That OKCupid datascrape…

If you have an OKCupid profile, you might want to

  1. check if your username appears in this list
  2. change your profilename, and maybe even delete the pictures from it.

Why? Because some ethically challenged and unresponsible searcher named Emil Kirkegaard just released profile data on 70,000 OkCupid users without permission. What is in that list? According to Vox​.com, there are:

user names, ages, gender, religion, and personality traits, as well as answers to the personal questions the site asks to help match potential mates.

Lovely.

Why is this problematic? Personally, I’m not affected. My username isn’t in that list, and even if it were, I wouldn’t be overly concerned: I’m a straight white dude with few secrets, and those that I have wouldn’t threaten my life, my job or my relationship. But I know people who are actually on that list, and who are less than thrilled about the whole thing. Keep in mind that some folks have stalkers, who now have an easily searchable database. And some need to compartmentalize their lives, maybe because of jobs or family or whatever.

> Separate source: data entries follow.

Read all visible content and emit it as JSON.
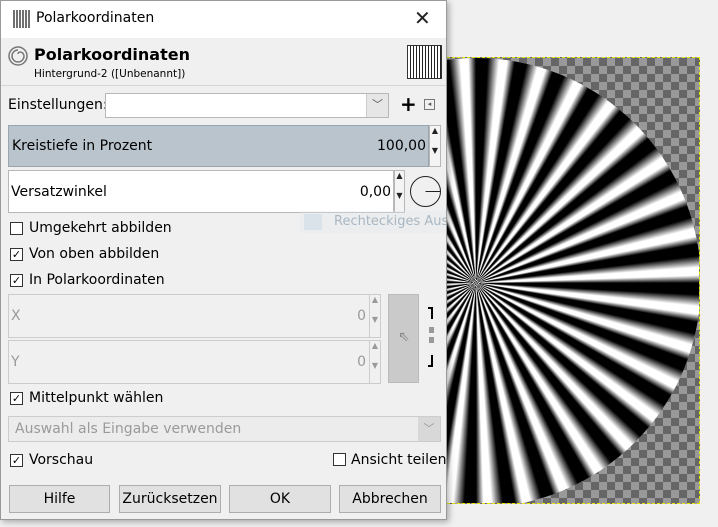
{
  "window": {
    "title": "Polarkoordinaten",
    "close_icon": "close-icon"
  },
  "header": {
    "title": "Polarkoordinaten",
    "subtitle": "Hintergrund-2 ([Unbenannt])"
  },
  "settings": {
    "label": "Einstellungen:",
    "value": "",
    "add_icon": "plus-icon",
    "menu_icon": "menu-left-icon"
  },
  "circle_depth": {
    "label": "Kreistiefe in Prozent",
    "value": "100,00",
    "fill_percent": 100
  },
  "offset_angle": {
    "label": "Versatzwinkel",
    "value": "0,00"
  },
  "checkboxes": {
    "inverse": {
      "label": "Umgekehrt abbilden",
      "checked": false
    },
    "from_top": {
      "label": "Von oben abbilden",
      "checked": true
    },
    "polar": {
      "label": "In Polarkoordinaten",
      "checked": true
    },
    "center": {
      "label": "Mittelpunkt wählen",
      "checked": true
    }
  },
  "x_field": {
    "label": "X",
    "value": "0"
  },
  "y_field": {
    "label": "Y",
    "value": "0"
  },
  "selection_combo": {
    "value": "Auswahl als Eingabe verwenden"
  },
  "preview": {
    "label": "Vorschau",
    "checked": true
  },
  "split_view": {
    "label": "Ansicht teilen",
    "checked": false
  },
  "buttons": {
    "help": "Hilfe",
    "reset": "Zurücksetzen",
    "ok": "OK",
    "cancel": "Abbrechen"
  },
  "background": {
    "tooltip": "Rechteckiges Aus"
  },
  "colors": {
    "slider_fill": "#b9c4cd",
    "canvas_border": "#e8e800"
  }
}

And yes, the OKCupid data was sort of semi-public. But it wasn’t in a handy freely searchable database, and it was hard to correlate that data with other sources. Now it may be much easier, creating data leaks and consequences no one could have reckoned with.

But mostly, I cannot understand how a researcher, someone who is supposed to know about data, data correllation and especially about the ethics of this science, how such a person can just willy-nilly publish such intimate data without the express consent of the people involved.

I really hope that the name Emil O. Kirkegaard really gets burned within his scientific community and that anyone who ever considers giving him a grant or research position is aware of this despicable and irresponsible behaviour. Also I hope that OKCupid will sue his ass off.

(alas, as far as I can see, they haven’t put out any message to their users, alerting them of this scraped dataset. Pity.)

Subsonic & Caddy — oh my…

Dangnabbit.

Subsonic has the nasty habit of generating certain URLs in a very hardcoded way.

The login screen for example. If you call index.view and are not logged in, it redirects you to $ServerSubsonicThinksItIs/login.view.

That will be localhost, if you want to do the „oh yay, let’s reverse proxy here“ thing. To make matters worse, $ServerSubsonicThinksItIs also contains protocol and port. This is apparently due to the implementation of Subsonics „generate a yourhost​.subsonic​.org“ redirection.

As far as I can see, only the login and settings pages are the ones that are affected by this. They are still accessible if you manually add /login.view to your public address.

Of course, you can tell Subsonic to believe that it is on the servername you chose for it. As long as Subsonic and the reverse proxy server are in agreement of which host, path & port are shown to the browser, everything is fine. With non-encrypted http that is.

Of course you can re-enable https on Subsonic, in order to successfully proxy everything from A to B, but…

…Caddy checks the validity of the SSL certificate of whatever site it reverse-proxies to. And throws a Bad Gateway if it doesn’t like what it sees. This is actually done with a reason, but it doesn’t help me right now.

As far as I can see, I either have to wait for…

  • Subsonic finally learning to generate sane URLs or
  • Caddyserver being able to ignore faulty certificates upstream

The Perils of JollyOrc in the Lands of the „feeling Lucky“

My music player is usually set to shuffle over all songs in my library. Now, my music library is… diverse. You’ll find nearly everything in there. Well, it’s very light on Techno and similar things, but you get the drift.

And sometimes, that shuffle mechanism produces pure gold by chaining just the right things together: